Since Mary asked Catherine to have the medal struck, devotion to the Miraculous Medal has spread the world over, the image having achieved iconic stature.
But what does the medal mean? In answering that, one discovers why it works.
The Front Side
• Mary stands on a globe, crushing a serpent beneath her feet. Describing the original vision, Catherine said the Blessed Mother appeared radiant as a sunrise, "in all her perfect beauty."
• Rays shoot out from Mary's hands, which she told Catherine, "... symbolize the graces I shed upon those who ask for them."
• Words from the vision form an oval frame around Mary: "O Mary, conceived without sin, pray for us who have recourse to thee."
Seen as a matrix, the elements of the front design encapsulate major Marian tenets:
Quality of Our Lady As Illustrated by the Medal
• Mother Her open arms, the "recourse" we have in her
• Immaculate The words, "conceived without sin"
• Assumed into Heaven She stands on the globe
• Mediatrix Rays from her hands symbolizing "graces"
• Our Protection Crushes the serpent (Gn. 3:15)
The Reverse Side
• A cross-and-bar surmounts a large, bold "M"
• 12 stars disperse around the perimeter
• Two hearts are depicted underneath the "M," the left lapped with a crown of thorns, the right skewed by a sword. From each, a flame emanates from the top. Again, employing a grid analysis, we can see how the reverse-side design contains great symbolism reflecting major tenets of the Catholic faith.
Design Element and its Catholic Meaning
• The large letter "M" — Mary as Mother, Mediatrix.
• Cross and bar — Jesus' cross of Redemption.
• 12 stars — 12 Apostles, who formed the first Church.
• Left Heart — The Sacred Heart, who died for our sins.
• Right Heart — The Immaculate Heart, who intercedes for us.

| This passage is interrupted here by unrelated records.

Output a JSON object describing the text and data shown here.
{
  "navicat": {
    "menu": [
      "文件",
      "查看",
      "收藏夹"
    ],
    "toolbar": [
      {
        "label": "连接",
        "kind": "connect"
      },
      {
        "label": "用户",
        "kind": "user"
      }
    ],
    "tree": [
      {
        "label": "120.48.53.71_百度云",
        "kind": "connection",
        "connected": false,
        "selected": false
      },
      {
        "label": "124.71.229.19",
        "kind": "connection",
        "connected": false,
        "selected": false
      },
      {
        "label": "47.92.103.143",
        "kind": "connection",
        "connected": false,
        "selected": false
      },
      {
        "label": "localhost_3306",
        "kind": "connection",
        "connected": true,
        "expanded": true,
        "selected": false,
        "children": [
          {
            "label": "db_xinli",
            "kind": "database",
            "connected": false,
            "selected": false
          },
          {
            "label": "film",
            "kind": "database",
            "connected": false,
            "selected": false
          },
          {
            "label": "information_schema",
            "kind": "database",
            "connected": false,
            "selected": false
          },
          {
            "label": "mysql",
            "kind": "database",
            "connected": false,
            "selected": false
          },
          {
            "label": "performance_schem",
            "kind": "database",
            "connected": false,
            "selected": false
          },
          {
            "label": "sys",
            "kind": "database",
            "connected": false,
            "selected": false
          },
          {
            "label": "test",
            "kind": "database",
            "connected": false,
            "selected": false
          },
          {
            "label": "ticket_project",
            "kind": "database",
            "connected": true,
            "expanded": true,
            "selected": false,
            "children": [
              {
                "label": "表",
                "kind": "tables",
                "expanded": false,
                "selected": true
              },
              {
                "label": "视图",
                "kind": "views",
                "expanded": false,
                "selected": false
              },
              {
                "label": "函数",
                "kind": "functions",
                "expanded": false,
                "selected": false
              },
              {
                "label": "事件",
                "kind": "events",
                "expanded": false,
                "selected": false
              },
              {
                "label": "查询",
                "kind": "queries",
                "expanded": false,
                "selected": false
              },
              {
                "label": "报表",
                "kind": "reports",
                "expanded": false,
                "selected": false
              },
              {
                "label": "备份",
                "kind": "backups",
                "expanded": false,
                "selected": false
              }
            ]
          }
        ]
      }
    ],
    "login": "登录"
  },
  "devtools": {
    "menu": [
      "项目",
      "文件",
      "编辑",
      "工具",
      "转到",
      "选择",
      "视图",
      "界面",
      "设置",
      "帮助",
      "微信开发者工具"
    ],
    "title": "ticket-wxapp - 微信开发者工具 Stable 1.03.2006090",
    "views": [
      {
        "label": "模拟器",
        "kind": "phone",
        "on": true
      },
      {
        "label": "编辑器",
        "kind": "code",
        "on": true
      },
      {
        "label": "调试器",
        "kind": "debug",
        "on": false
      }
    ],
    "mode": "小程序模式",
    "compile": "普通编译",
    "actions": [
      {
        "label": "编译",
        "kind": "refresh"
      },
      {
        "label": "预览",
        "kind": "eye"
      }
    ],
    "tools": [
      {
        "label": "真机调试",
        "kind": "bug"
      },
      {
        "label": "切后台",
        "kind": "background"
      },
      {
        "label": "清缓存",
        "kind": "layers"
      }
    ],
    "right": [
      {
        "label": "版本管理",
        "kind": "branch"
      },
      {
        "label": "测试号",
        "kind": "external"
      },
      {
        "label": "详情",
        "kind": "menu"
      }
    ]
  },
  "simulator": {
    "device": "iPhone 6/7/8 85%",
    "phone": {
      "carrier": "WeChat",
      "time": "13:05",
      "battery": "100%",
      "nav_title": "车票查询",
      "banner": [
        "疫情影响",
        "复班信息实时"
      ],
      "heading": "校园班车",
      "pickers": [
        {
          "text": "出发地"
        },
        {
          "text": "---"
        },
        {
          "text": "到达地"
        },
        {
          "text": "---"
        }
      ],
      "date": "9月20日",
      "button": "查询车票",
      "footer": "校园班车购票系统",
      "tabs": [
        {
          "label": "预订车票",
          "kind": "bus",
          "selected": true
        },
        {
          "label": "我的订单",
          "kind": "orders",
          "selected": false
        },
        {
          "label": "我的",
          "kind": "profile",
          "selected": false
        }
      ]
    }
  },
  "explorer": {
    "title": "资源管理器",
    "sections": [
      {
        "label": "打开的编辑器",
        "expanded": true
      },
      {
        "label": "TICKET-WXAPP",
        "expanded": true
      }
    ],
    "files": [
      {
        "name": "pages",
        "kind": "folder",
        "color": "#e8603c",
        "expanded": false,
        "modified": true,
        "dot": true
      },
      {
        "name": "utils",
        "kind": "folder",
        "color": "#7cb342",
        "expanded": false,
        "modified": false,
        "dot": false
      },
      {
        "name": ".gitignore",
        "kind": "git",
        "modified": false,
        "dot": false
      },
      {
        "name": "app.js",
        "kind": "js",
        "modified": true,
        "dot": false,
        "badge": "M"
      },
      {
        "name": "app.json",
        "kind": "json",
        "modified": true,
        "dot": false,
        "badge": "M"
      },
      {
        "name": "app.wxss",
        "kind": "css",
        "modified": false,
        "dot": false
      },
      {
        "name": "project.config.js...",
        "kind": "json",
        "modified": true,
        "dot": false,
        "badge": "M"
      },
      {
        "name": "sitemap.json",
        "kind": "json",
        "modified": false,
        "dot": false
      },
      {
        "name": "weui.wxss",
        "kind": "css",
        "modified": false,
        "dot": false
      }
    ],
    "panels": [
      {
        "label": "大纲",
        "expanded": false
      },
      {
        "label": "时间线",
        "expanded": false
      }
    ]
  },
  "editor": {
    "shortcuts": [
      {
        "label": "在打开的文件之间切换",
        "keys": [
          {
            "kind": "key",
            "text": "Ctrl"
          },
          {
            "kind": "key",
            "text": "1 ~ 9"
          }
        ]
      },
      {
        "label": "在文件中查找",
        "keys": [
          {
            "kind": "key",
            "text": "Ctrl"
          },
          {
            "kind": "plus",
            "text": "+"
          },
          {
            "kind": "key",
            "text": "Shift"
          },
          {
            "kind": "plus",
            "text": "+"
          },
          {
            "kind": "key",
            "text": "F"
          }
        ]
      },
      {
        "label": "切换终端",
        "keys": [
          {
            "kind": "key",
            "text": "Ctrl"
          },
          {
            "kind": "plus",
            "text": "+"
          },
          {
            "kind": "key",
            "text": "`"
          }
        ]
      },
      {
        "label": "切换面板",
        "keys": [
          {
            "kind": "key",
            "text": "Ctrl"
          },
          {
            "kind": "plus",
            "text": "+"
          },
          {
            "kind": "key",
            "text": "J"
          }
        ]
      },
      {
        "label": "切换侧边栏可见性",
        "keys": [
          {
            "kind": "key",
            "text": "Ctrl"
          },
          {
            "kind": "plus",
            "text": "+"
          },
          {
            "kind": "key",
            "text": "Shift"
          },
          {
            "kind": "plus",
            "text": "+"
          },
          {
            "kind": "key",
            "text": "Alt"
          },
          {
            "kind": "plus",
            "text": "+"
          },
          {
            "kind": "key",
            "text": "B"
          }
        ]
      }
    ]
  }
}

• Flames — The burning love Jesus and Mary have for us.
The Association of the Miraculous Medal, in Perryville, Mo., notes that there is no superstition or magic connected with the Miraculous Medal, nor is it "a good luck charm." Rather, it is "a testimony to faith and the power of trusting prayer. Its greatest miracles are those of patience, forgiveness, repentance, and faith."
To obtain a free Miraculous Medal, write to the Association of the Miraculous Medal, 1811 W. St. Joseph St., Perryville, MO, 63775.
Dan Valenti writes for numerous publications of the Marians of the Immaculate Conception, both online and in print. He also authors "Dan Valenti's Journal," which can be found at thedivinemercy.org.